## How to complete this task
Without the pictures, copy the entries below word for word.

[Data provided Boundary: Start]

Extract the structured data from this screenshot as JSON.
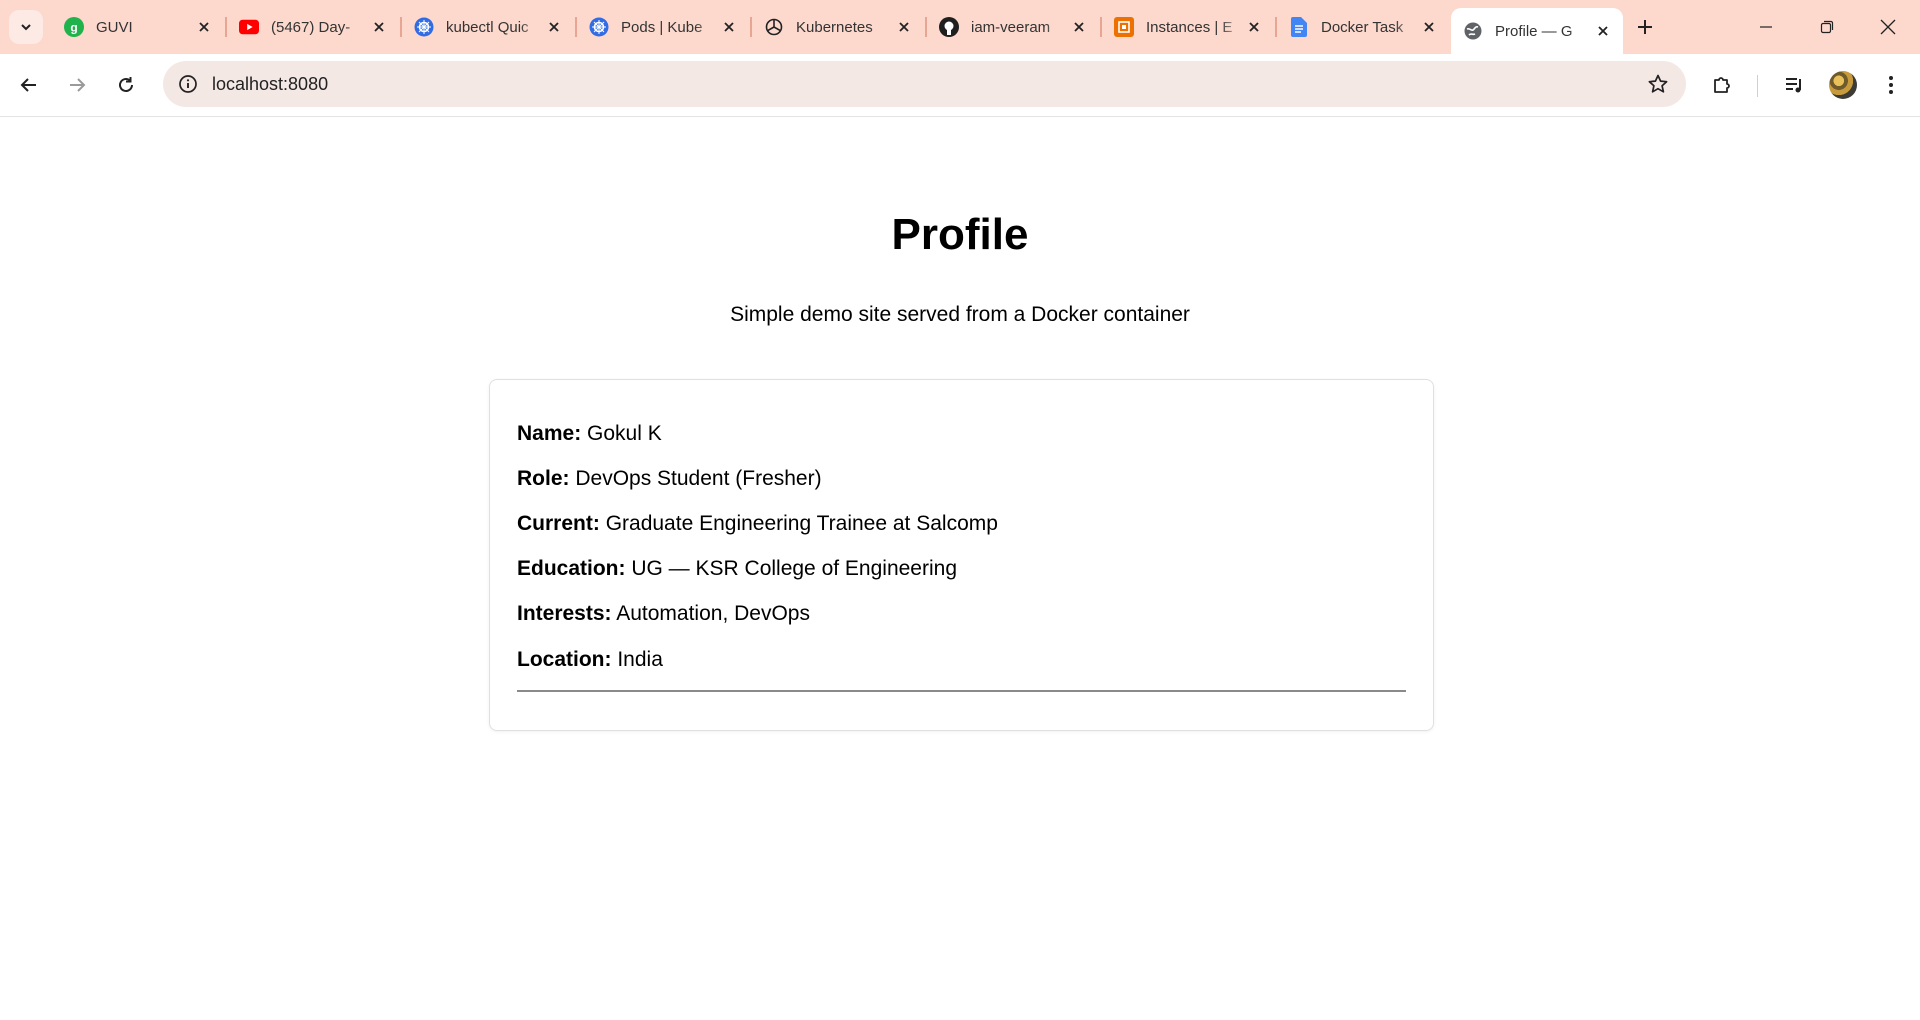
{
  "browser": {
    "tabs": [
      {
        "title": "GUVI",
        "icon": "guvi-icon"
      },
      {
        "title": "(5467) Day-",
        "icon": "youtube-icon"
      },
      {
        "title": "kubectl Quic",
        "icon": "kubernetes-icon"
      },
      {
        "title": "Pods | Kube",
        "icon": "kubernetes-icon"
      },
      {
        "title": "Kubernetes",
        "icon": "openai-icon"
      },
      {
        "title": "iam-veeram",
        "icon": "github-icon"
      },
      {
        "title": "Instances | E",
        "icon": "aws-ec2-icon"
      },
      {
        "title": "Docker Task",
        "icon": "google-docs-icon"
      },
      {
        "title": "Profile — G",
        "icon": "globe-icon",
        "active": true
      }
    ],
    "url": "localhost:8080",
    "colors": {
      "tabstrip": "#fcd8cd",
      "omnibox": "#f4e8e5"
    }
  },
  "page": {
    "title": "Profile",
    "subtitle": "Simple demo site served from a Docker container",
    "fields": [
      {
        "label": "Name:",
        "value": "Gokul K"
      },
      {
        "label": "Role:",
        "value": "DevOps Student (Fresher)"
      },
      {
        "label": "Current:",
        "value": "Graduate Engineering Trainee at Salcomp"
      },
      {
        "label": "Education:",
        "value": "UG — KSR College of Engineering"
      },
      {
        "label": "Interests:",
        "value": "Automation, DevOps"
      },
      {
        "label": "Location:",
        "value": "India"
      }
    ]
  }
}
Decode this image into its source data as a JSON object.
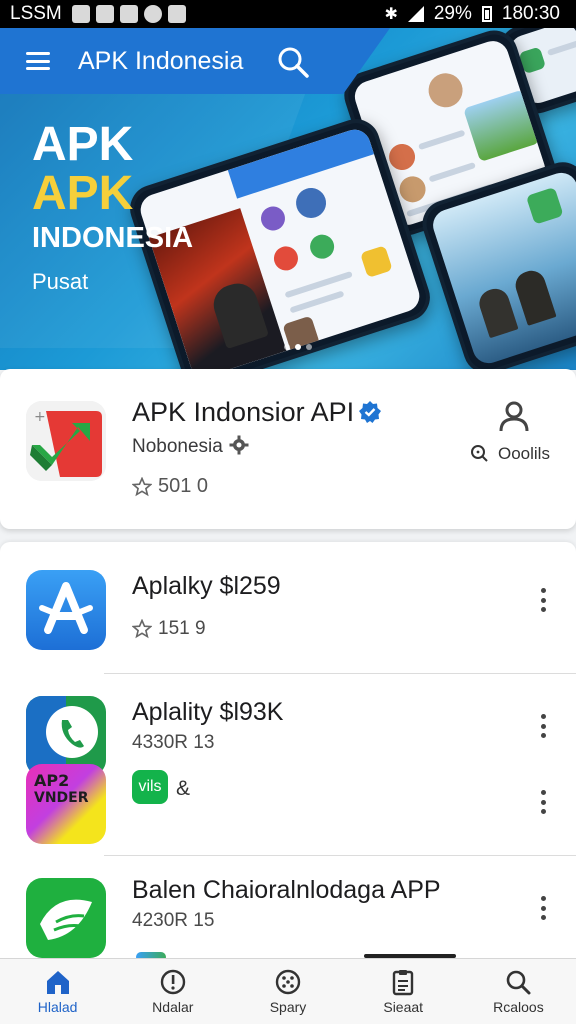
{
  "status_bar": {
    "carrier": "LSSM",
    "battery": "29%",
    "time": "180:30"
  },
  "header": {
    "title": "APK Indonesia"
  },
  "hero": {
    "line1": "APK",
    "line2": "APK",
    "line3": "INDONESIA",
    "line4": "Pusat",
    "slides_total": 3,
    "slide_active": 2
  },
  "featured": {
    "title": "APK Indonsior API",
    "subtitle": "Nobonesia",
    "rating": "501 0",
    "right_label": "Ooolils"
  },
  "apps": [
    {
      "title": "Aplalky $l259",
      "sub": "151 9"
    },
    {
      "title": "Aplality $l93K",
      "sub": "4330R 13",
      "chip": "vils",
      "extra": "&"
    },
    {
      "title": "Balen Chaioralnlodaga APP",
      "sub": "4230R 15"
    }
  ],
  "bottom_nav": [
    {
      "label": "Hlalad",
      "icon": "home-icon",
      "active": true
    },
    {
      "label": "Ndalar",
      "icon": "alert-icon",
      "active": false
    },
    {
      "label": "Spary",
      "icon": "games-icon",
      "active": false
    },
    {
      "label": "Sieaat",
      "icon": "clipboard-icon",
      "active": false
    },
    {
      "label": "Rcaloos",
      "icon": "search-icon",
      "active": false
    }
  ],
  "colors": {
    "accent": "#1f74d2",
    "hero_yellow": "#f5cf3b",
    "active_nav": "#1f63c8"
  }
}
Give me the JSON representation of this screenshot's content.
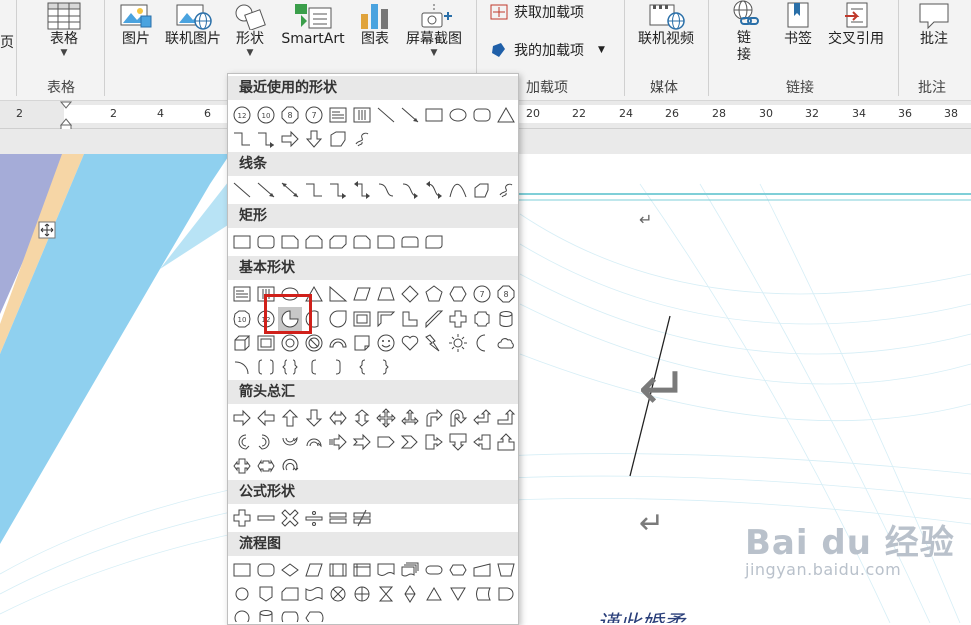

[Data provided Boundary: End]

## Written reply
Extract the structured data from this screenshot as JSON.
{
  "browser": {
    "tabs": [
      {
        "title": "GUVI",
        "icon": "guvi-icon"
      },
      {
        "title": "(5467) Day-",
        "icon": "youtube-icon"
      },
      {
        "title": "kubectl Quic",
        "icon": "kubernetes-icon"
      },
      {
        "title": "Pods | Kube",
        "icon": "kubernetes-icon"
      },
      {
        "title": "Kubernetes",
        "icon": "openai-icon"
      },
      {
        "title": "iam-veeram",
        "icon": "github-icon"
      },
      {
        "title": "Instances | E",
        "icon": "aws-ec2-icon"
      },
      {
        "title": "Docker Task",
        "icon": "google-docs-icon"
      },
      {
        "title": "Profile — G",
        "icon": "globe-icon",
        "active": true
      }
    ],
    "url": "localhost:8080",
    "colors": {
      "tabstrip": "#fcd8cd",
      "omnibox": "#f4e8e5"
    }
  },
  "page": {
    "title": "Profile",
    "subtitle": "Simple demo site served from a Docker container",
    "fields": [
      {
        "label": "Name:",
        "value": "Gokul K"
      },
      {
        "label": "Role:",
        "value": "DevOps Student (Fresher)"
      },
      {
        "label": "Current:",
        "value": "Graduate Engineering Trainee at Salcomp"
      },
      {
        "label": "Education:",
        "value": "UG — KSR College of Engineering"
      },
      {
        "label": "Interests:",
        "value": "Automation, DevOps"
      },
      {
        "label": "Location:",
        "value": "India"
      }
    ]
  }
}
Decode this image into its source data as a JSON object.
{
  "status_bar": {
    "carrier": "LSSM",
    "battery": "29%",
    "time": "180:30"
  },
  "header": {
    "title": "APK Indonesia"
  },
  "hero": {
    "line1": "APK",
    "line2": "APK",
    "line3": "INDONESIA",
    "line4": "Pusat",
    "slides_total": 3,
    "slide_active": 2
  },
  "featured": {
    "title": "APK Indonsior API",
    "subtitle": "Nobonesia",
    "rating": "501 0",
    "right_label": "Ooolils"
  },
  "apps": [
    {
      "title": "Aplalky $l259",
      "sub": "151 9"
    },
    {
      "title": "Aplality $l93K",
      "sub": "4330R 13",
      "chip": "vils",
      "extra": "&"
    },
    {
      "title": "Balen Chaioralnlodaga APP",
      "sub": "4230R 15"
    }
  ],
  "bottom_nav": [
    {
      "label": "Hlalad",
      "icon": "home-icon",
      "active": true
    },
    {
      "label": "Ndalar",
      "icon": "alert-icon",
      "active": false
    },
    {
      "label": "Spary",
      "icon": "games-icon",
      "active": false
    },
    {
      "label": "Sieaat",
      "icon": "clipboard-icon",
      "active": false
    },
    {
      "label": "Rcaloos",
      "icon": "search-icon",
      "active": false
    }
  ],
  "colors": {
    "accent": "#1f74d2",
    "hero_yellow": "#f5cf3b",
    "active_nav": "#1f63c8"
  }
}
Give me the JSON representation of this screenshot's content.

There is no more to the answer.